Bento lunches aren’t a new fad circulating among moms. It’s a centuries old tradition from Japan, where the beauty of food and food presentation is just as important as the taste. There, using rice and other staples, lunches are packed into small, compact containers but the focus is on a visually stimulating and appealing presentation of the food.
In the U.S., there are many that prepare bento lunches in the traditional Japanese style but a growing number of moms and dads have tweaked the idea, creating fun and creative lunches for their students.
(Mr. Boy’s Dino Bento I shared on Instagram last week: pasta with peas and carrots, cheese dino, blueberries, yogurt raisins, sliced deli ham)
I got started making bento lunches because the Little Lady started life as a very underweight, picky eater. I discovered that presenting meals in a visually stimulating way put more food and nutritious calories in her mouth.
Do bento lunches HAVE to be all about “cutesy,” cookie cutter shaped foods? Absolutely not — you can create beautiful lunches based on color or natural shapes. The lunch I share at the bottom of the page was created WITHOUT a single cookie cutter or cupcake pick. It can be done!
Highlights of The Modern (Western) Bento
- No baggies or disposable waste! All of the food goes into one box — and the bento containers are reusable day and day out.
- Small size still reigns supreme. Obviously, you want a box that will hold enough food to fill your hungry student’s tummy, but we aren’t talking about sending 8×8 casserole dishes to school. Boxes and containers that fit in your student’s lunch-bag are ideal.

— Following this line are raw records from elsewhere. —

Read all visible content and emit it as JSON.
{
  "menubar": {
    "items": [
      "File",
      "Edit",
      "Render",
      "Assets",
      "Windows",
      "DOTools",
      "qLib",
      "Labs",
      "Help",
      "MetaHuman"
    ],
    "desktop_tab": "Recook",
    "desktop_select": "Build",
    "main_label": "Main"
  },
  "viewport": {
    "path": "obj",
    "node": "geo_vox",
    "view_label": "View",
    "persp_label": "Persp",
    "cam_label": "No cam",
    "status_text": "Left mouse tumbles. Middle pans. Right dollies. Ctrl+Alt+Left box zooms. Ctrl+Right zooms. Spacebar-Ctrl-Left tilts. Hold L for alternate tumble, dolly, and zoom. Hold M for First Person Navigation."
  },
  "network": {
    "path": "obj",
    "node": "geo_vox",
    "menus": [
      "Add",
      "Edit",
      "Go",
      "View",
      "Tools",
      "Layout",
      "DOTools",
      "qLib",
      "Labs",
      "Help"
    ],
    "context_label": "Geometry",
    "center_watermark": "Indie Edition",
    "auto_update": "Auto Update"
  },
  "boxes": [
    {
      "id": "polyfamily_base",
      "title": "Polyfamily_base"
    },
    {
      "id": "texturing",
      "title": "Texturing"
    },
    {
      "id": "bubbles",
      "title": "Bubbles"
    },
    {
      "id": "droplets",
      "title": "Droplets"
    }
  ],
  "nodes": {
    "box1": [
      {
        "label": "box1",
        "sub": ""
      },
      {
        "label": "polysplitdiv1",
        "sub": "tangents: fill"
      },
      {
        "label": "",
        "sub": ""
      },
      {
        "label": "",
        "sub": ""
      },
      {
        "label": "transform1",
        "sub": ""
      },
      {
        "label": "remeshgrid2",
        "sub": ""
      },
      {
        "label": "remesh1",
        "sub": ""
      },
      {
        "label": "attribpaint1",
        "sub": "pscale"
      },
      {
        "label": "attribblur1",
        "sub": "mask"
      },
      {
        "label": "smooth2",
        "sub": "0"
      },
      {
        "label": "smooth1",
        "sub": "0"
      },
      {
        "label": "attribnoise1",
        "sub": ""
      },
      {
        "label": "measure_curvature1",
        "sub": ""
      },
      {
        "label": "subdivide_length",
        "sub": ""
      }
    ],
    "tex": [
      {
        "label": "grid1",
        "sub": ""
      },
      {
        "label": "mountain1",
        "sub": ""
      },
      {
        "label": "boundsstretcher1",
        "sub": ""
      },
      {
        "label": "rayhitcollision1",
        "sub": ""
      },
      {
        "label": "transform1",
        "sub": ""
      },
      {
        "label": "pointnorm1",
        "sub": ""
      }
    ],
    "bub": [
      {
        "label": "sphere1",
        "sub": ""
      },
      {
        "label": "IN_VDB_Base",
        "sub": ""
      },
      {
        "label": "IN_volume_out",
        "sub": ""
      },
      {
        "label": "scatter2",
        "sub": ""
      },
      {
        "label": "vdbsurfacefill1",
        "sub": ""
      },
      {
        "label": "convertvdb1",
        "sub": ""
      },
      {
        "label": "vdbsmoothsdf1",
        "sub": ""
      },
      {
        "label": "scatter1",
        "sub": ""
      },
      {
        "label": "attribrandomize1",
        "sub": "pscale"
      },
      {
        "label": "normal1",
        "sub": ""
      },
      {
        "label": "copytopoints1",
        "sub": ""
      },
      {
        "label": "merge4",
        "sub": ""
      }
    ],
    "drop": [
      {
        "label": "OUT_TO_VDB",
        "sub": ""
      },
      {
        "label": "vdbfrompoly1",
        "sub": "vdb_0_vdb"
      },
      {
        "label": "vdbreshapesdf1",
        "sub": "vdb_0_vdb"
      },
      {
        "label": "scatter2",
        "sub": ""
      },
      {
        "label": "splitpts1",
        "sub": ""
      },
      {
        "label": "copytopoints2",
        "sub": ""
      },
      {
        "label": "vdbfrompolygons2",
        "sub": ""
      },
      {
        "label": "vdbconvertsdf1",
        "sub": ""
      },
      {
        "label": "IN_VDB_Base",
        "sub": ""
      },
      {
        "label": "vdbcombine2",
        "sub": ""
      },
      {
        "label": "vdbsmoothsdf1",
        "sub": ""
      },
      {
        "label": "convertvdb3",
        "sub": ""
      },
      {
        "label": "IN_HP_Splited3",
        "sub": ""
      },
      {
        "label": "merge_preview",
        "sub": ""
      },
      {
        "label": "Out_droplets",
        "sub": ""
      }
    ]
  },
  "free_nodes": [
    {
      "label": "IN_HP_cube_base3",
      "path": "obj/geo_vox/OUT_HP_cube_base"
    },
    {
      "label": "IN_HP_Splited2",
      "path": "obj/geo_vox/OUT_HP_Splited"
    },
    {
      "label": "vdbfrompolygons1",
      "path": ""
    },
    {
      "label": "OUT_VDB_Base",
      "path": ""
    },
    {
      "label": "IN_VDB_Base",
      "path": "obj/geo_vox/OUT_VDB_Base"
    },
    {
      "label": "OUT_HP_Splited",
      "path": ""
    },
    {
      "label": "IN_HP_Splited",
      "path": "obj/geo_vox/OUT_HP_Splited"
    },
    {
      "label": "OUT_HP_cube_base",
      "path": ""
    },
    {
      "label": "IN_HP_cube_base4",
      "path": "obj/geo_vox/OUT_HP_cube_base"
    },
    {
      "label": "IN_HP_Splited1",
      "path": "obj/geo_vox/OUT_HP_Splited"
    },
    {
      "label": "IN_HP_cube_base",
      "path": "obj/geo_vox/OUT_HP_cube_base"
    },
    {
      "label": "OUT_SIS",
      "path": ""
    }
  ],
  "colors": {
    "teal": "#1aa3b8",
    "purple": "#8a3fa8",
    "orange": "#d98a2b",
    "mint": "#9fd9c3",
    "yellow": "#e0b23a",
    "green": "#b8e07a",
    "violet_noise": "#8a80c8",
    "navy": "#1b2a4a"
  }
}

- Make the food appealing to your kids. This doesn’t mean Twinkies and Bologna sandwiches! The key feature of a bento lunch is that the food is creatively presented within the box so that the kids are drawn to it and have fun eating it!
Second: Getting Started With a Bento Box
(from Misty) I would like to know what you would recommend for us beginners…..what tools you would consider “essential” and how to start when you have nothing. 🙂
(my morning bento station)
If I had to give one piece of advice to someone new to the bento world, it’s this: don’t stress over supplies!
Packing your child’s lunch in the “bento style” shouldn’t be stressful at any stage of the game, but it certainly shouldn’t be in the beginning. If it becomes chaotic for you, you won’t keep it up and you won’t enjoy it . .. and your child probably won’t enjoy it.
Make it easy on yourself: start simple and focus on what you can easily find at your local stores. I promise you can find enough locally to begin making fun and creative lunches for your student.
Basic Supply #1: Pick out a good box that works for YOU and YOUR CHILD.
A reusable box is THE essential supply in the bento world… they can be incredibly expensive or incredibly cheap.
My FAVORITE, “use every day boxes” are sandwich boxes. Those things can hold a LOT, they are cheap, and dishwasher safe.
Target, WalMart, and even grocery stores carry food containers and sandwich boxes that work well for bentos. They are BPA-free, seal well, and some even come with dividers and/or freezer packs to keep things cool.
Side by side comparison of a “large sandwich box” (that has a freezer insert) and a typical sandwich box.
Now, below, are both boxes, each containing the same amount of food. The larger box could hold about twice as much, but I just don’t pack much more than this because the Little Lady won’t eat it.
(each lunch has a sunbutter/jelly sandwich, veggies, grapes, and cheese cut-outs)
The larger sandwich box (purchased from the “Back to School” section at Target):
- has a built-in shelf for a freezer pack to keep food cold
- is large enough for silicone muffin cup dividers, sauce containers, sandwiches and more.
- Dishwasher safe!
The smaller sandwich box (purchased from the Dollar Spot at Target!):
- No built in cold packs
- isn’t big enough for silicone dividers but can still be packed with all the same foods
- Dishwasher safe
Start with a sandwich box before investing in the pricier lunchboxes out there. They work beautifully and give you a chance to try “the bento thing” out inexpensively.
For more info on bento boxes, check out this post I write last year that breaks down the basics of bento supplies.
Share Your School Lunch!
Today, I sent the Kidlets to school with a bento showcasing the colors of Fall.
- Sweet Pepper stuffed with Cream Cheese
- Autumn Pasta cooked in chicken stock and french onion soup (the Lipton soup mix)
- Grapes and Nectarines
- Roasted Chickpeas
This year, I’ve decided to offer an opportunity to link your school lunches and/or bento lunches! I ADORE getting inspiration and ideas (and even “THAT’S how you do that” moments) from others out there … so share your photos!
You can link to a blog post or flickr photos — this linky is for any kind of healthy school lunch, regardless if it is Bento-style or not. I want to celebrate our efforts to provide good and enjoyable school lunches for our children!
Want to know more about Bento? Here are other posts that will explain the basics, give you resources and tips for successful lunch planning and preparation. I hope they help!
I’m going to offer the linky every Tuesday when I share our Bento lunches so you’ll be able to add your lunches every week. My only request is that you either add a link back to this post or include the Lunch Graphic (which links back) to your post so others can get here to view the linked lunches too!